→ Your goal
What is the number of lines in the data that include the string "Ammunition"? Give it by itself.

Interface dataset entries:
*** Begin section ***

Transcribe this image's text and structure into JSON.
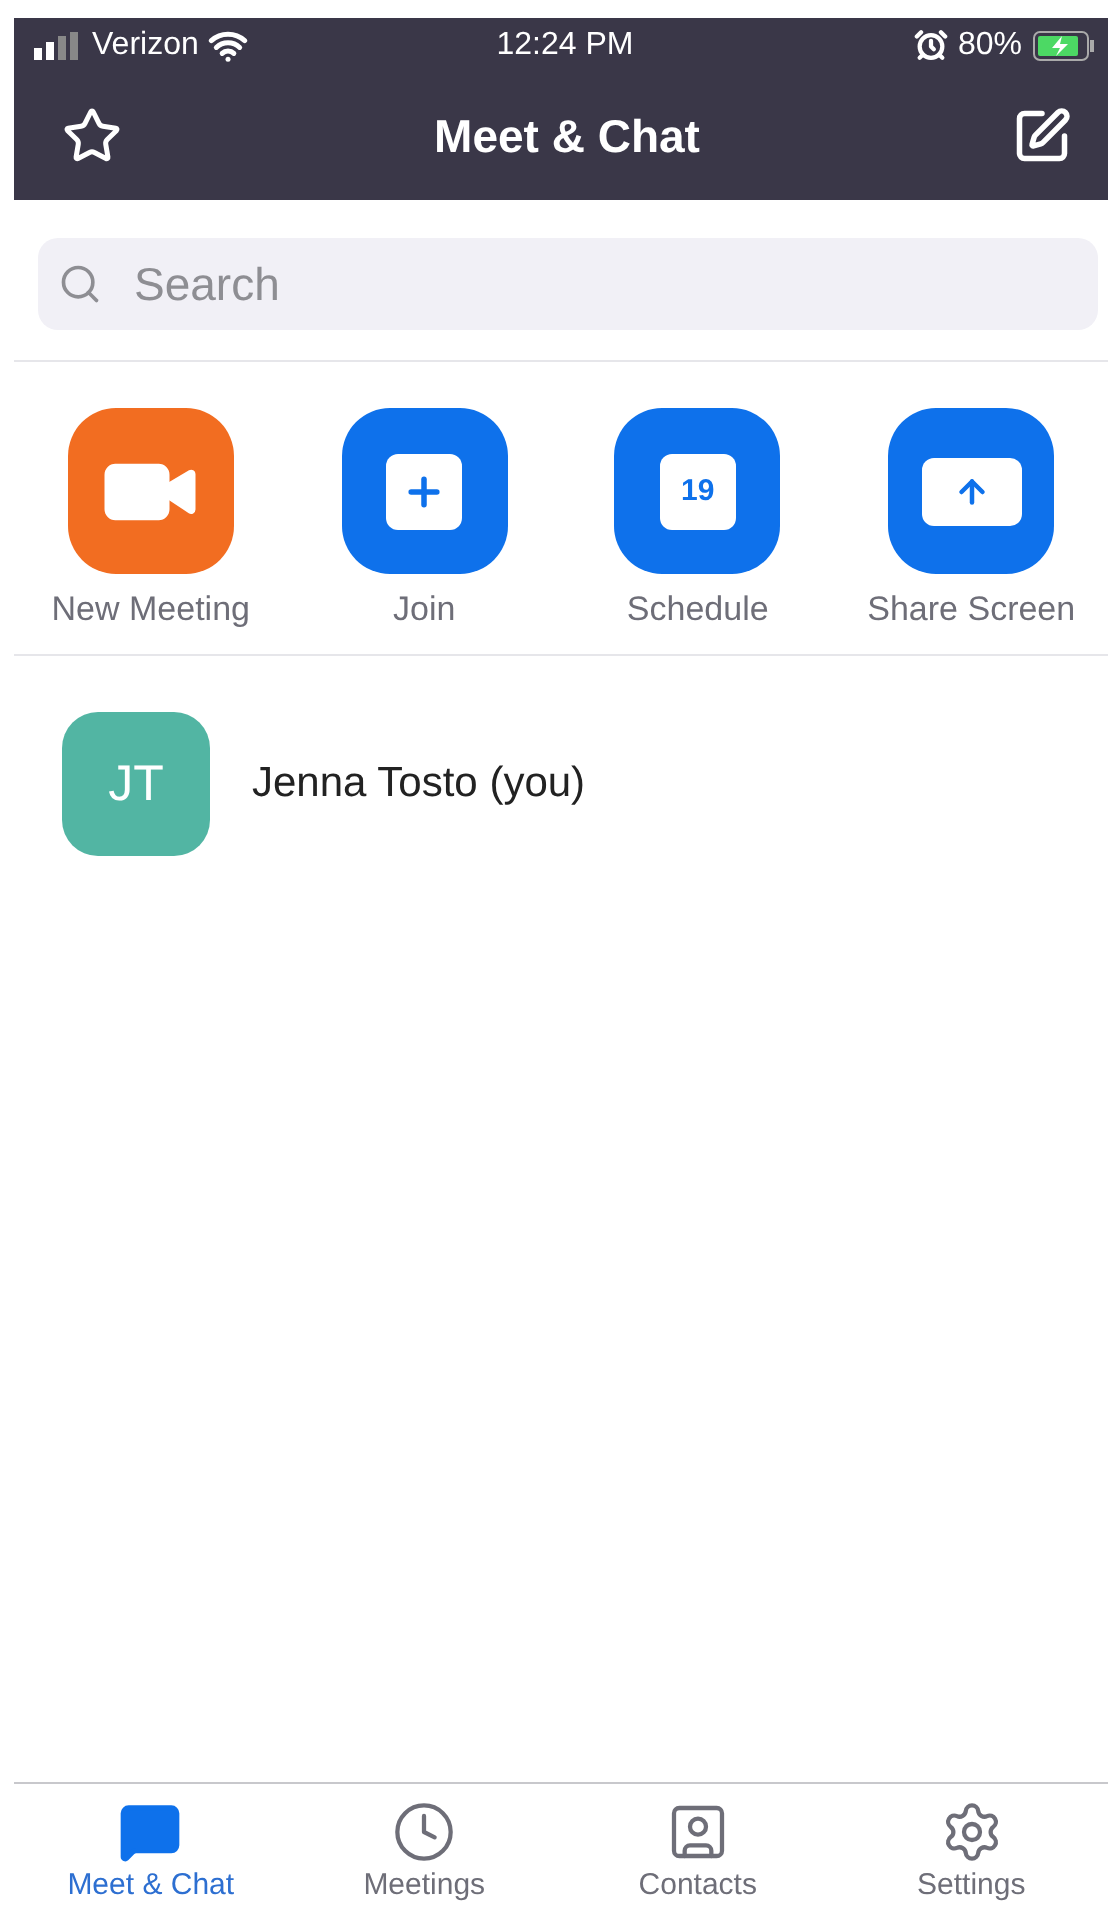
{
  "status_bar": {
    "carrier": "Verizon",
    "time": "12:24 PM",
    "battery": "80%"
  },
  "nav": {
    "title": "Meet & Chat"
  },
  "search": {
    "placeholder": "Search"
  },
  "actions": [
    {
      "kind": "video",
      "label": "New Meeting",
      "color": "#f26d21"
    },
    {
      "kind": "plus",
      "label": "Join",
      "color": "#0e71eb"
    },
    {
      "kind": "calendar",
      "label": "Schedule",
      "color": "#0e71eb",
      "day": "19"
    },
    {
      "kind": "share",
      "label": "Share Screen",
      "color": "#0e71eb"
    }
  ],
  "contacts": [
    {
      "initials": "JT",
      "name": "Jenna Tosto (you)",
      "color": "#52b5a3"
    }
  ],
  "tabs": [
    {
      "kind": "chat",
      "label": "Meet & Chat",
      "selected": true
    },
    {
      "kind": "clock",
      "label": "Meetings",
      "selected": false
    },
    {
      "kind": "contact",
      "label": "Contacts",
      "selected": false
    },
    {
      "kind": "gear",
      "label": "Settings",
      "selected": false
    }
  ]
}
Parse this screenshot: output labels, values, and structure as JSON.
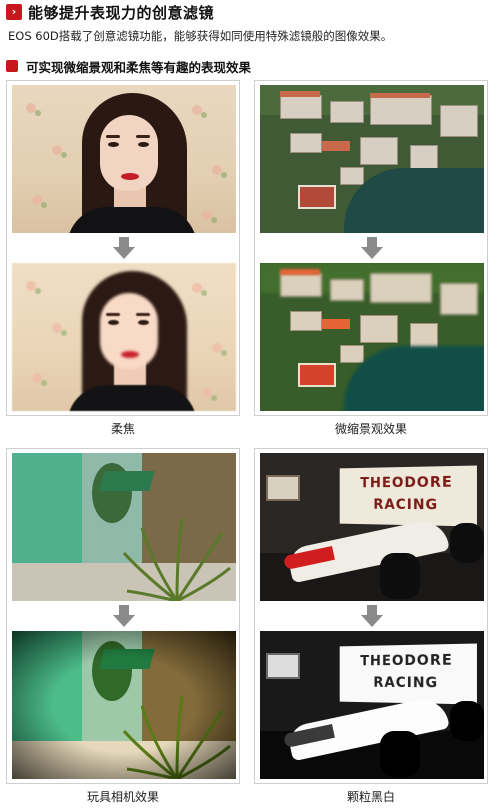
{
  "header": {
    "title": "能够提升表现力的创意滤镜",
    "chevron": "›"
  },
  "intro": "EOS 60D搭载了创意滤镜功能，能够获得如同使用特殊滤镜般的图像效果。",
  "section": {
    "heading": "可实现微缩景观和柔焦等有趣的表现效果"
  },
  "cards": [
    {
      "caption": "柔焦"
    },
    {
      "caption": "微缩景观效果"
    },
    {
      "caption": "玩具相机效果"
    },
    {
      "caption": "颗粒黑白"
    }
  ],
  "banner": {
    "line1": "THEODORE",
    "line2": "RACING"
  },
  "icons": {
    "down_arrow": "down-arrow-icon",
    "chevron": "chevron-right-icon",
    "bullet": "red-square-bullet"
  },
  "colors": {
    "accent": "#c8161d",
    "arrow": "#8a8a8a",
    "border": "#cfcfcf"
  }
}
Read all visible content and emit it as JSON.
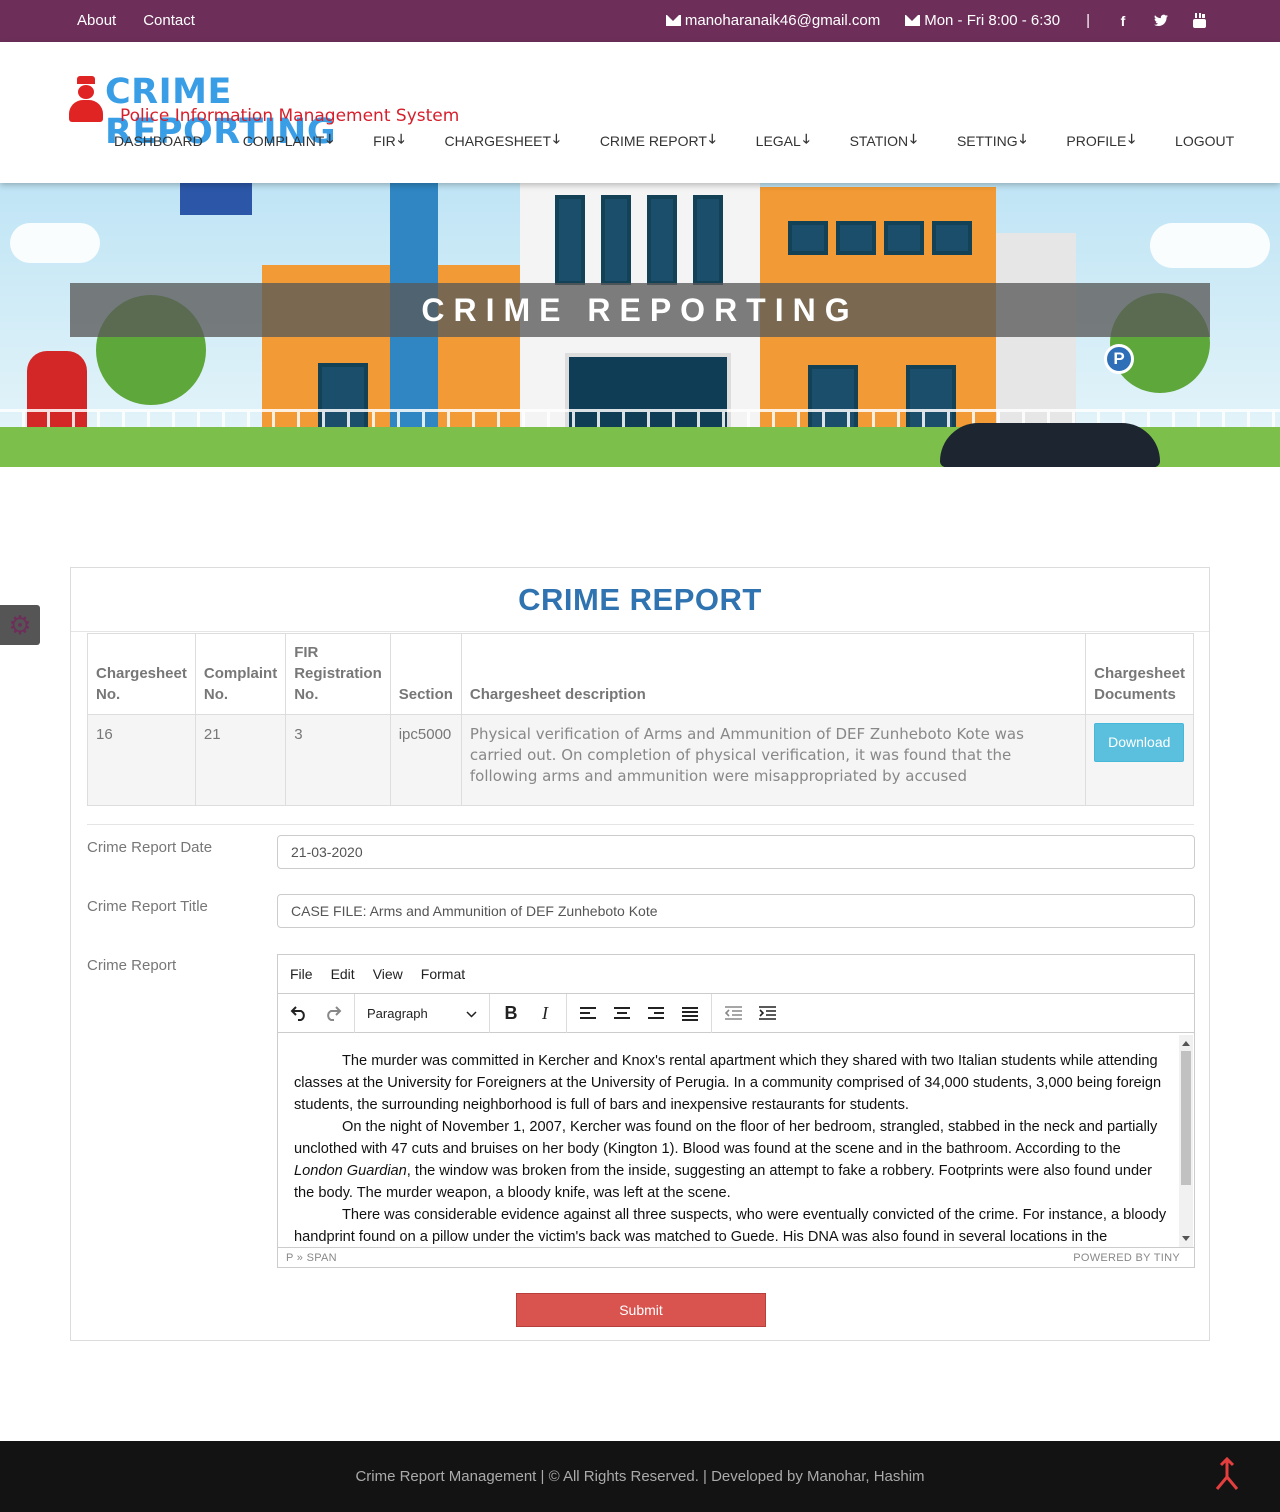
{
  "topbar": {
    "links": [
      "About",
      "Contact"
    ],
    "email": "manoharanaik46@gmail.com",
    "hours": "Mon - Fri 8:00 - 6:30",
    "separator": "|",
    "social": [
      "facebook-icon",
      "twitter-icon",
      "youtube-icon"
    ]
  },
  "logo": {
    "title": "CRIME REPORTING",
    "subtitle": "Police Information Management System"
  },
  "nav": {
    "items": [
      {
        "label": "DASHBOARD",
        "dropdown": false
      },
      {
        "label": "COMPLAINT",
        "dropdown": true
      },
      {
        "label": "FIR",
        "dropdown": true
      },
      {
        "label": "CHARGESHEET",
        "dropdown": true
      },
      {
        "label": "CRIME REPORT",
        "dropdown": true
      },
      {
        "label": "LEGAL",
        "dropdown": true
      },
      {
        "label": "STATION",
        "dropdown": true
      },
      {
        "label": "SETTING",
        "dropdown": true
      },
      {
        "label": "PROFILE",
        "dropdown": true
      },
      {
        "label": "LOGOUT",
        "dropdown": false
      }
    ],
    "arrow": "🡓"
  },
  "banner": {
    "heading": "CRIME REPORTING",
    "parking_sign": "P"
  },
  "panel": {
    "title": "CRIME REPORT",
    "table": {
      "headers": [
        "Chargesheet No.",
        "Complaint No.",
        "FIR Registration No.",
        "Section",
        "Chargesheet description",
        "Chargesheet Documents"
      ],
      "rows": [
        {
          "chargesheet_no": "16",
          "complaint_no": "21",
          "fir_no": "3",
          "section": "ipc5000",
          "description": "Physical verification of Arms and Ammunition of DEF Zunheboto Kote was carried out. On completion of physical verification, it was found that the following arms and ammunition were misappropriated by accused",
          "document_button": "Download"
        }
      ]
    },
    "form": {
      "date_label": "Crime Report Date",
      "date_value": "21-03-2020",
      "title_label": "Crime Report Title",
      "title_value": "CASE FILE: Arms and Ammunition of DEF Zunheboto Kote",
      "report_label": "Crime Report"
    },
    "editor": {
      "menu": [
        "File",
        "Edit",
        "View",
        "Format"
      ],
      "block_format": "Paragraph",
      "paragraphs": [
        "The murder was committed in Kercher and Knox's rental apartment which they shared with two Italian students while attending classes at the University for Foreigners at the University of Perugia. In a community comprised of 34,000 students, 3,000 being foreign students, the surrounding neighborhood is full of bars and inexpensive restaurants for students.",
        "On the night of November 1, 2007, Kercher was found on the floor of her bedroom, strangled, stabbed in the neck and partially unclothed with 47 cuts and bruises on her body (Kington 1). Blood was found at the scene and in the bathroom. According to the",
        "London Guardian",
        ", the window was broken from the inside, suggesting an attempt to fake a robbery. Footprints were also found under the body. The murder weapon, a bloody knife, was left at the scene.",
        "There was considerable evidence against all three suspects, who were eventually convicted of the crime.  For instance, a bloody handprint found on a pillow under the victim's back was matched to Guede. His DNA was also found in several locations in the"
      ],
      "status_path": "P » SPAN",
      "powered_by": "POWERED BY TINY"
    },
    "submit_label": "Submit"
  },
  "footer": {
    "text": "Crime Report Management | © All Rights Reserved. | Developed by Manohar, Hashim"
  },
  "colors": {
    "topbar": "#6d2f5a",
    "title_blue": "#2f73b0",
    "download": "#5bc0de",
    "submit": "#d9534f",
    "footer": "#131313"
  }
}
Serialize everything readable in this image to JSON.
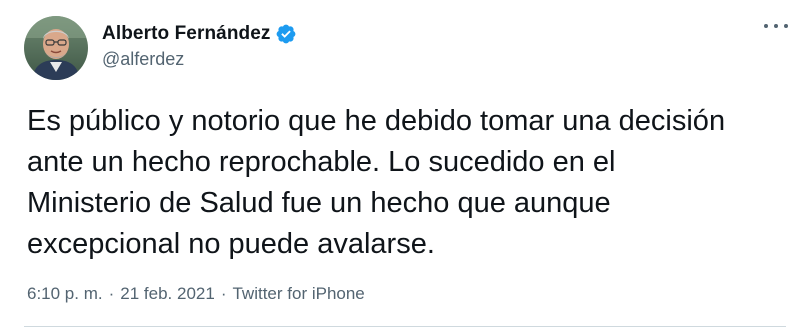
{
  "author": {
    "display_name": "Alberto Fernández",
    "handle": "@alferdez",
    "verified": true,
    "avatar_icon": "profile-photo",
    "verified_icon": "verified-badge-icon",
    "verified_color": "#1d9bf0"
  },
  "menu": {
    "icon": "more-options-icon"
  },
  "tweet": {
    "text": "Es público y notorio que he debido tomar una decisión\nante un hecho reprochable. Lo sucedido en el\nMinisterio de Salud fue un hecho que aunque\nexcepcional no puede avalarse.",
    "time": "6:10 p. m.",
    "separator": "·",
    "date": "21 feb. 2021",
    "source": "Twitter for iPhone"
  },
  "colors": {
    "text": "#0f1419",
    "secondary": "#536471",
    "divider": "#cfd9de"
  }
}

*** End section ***

→ Output below
2